## Your task
Copy each line from the listing below where the word "title" shows up.
━━━━━━━━━━
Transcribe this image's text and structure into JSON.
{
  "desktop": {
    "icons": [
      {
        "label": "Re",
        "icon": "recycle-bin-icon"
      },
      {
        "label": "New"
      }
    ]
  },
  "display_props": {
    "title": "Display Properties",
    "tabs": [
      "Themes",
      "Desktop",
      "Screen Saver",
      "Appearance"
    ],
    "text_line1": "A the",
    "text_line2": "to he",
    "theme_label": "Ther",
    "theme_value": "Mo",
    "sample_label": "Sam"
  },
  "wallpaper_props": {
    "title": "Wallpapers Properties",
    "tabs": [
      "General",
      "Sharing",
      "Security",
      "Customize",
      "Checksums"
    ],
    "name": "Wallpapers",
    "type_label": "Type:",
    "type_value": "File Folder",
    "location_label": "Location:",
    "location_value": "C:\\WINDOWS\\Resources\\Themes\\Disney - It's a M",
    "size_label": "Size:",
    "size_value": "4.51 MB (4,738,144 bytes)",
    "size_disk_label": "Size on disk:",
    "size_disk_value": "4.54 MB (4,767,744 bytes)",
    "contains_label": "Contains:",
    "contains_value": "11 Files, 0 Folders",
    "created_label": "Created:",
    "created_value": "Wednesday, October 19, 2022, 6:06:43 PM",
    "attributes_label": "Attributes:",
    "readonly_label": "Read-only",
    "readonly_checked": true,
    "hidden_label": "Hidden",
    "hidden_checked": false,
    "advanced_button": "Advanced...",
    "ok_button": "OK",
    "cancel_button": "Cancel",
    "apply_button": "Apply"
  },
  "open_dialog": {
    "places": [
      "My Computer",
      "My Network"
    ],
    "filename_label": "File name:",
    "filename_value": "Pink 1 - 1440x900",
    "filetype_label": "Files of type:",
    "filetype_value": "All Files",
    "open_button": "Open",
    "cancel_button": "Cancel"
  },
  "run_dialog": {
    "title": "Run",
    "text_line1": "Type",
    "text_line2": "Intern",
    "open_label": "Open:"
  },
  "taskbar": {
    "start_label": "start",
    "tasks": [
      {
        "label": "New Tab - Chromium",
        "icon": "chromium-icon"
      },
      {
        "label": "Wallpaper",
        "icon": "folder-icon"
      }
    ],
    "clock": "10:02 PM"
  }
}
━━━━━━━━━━
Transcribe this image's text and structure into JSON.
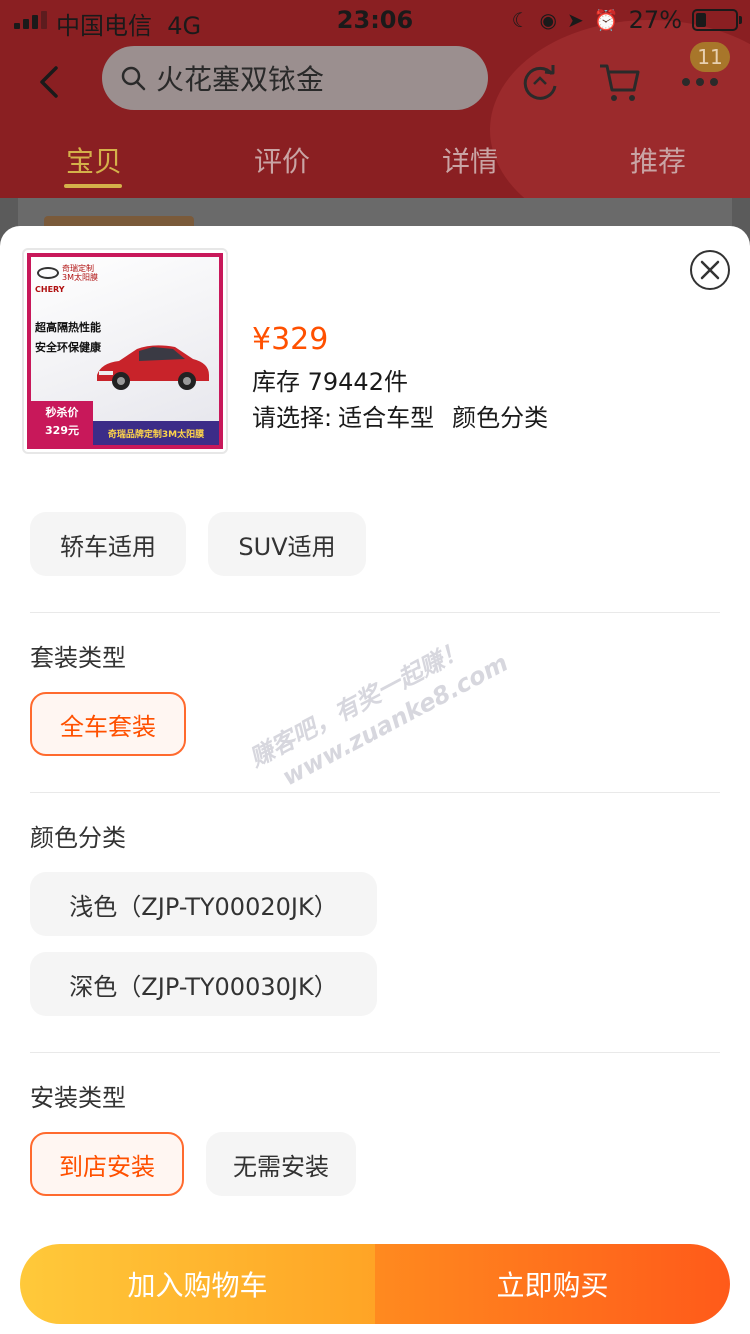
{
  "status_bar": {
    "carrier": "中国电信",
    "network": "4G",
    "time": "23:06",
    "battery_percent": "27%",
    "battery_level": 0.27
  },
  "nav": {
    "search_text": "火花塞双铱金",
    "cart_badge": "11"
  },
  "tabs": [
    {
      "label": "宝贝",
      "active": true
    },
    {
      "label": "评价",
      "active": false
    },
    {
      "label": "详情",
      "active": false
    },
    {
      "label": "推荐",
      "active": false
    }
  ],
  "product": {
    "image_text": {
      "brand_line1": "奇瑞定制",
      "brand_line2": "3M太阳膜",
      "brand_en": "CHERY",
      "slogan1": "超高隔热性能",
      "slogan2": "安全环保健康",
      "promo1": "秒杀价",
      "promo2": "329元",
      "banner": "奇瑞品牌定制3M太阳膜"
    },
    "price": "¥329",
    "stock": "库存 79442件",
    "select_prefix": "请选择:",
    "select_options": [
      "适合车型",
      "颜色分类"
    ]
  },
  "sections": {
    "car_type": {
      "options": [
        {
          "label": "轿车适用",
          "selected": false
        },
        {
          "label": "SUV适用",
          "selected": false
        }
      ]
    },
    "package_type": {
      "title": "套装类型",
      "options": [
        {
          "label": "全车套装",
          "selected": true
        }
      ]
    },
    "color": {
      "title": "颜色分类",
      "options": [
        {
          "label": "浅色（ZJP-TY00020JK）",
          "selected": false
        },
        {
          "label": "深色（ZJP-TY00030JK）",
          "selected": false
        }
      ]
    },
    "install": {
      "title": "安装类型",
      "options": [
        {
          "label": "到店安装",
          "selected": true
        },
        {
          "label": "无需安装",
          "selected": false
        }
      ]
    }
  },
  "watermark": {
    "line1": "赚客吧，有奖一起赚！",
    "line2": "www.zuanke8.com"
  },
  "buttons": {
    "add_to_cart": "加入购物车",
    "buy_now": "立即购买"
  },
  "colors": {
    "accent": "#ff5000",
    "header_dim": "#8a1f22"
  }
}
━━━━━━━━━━
## Answer area
    "title": "Display Properties",
    "title": "Wallpapers Properties",
    "title": "Run",
      "title": "套装类型",
      "title": "颜色分类",
      "title": "安装类型",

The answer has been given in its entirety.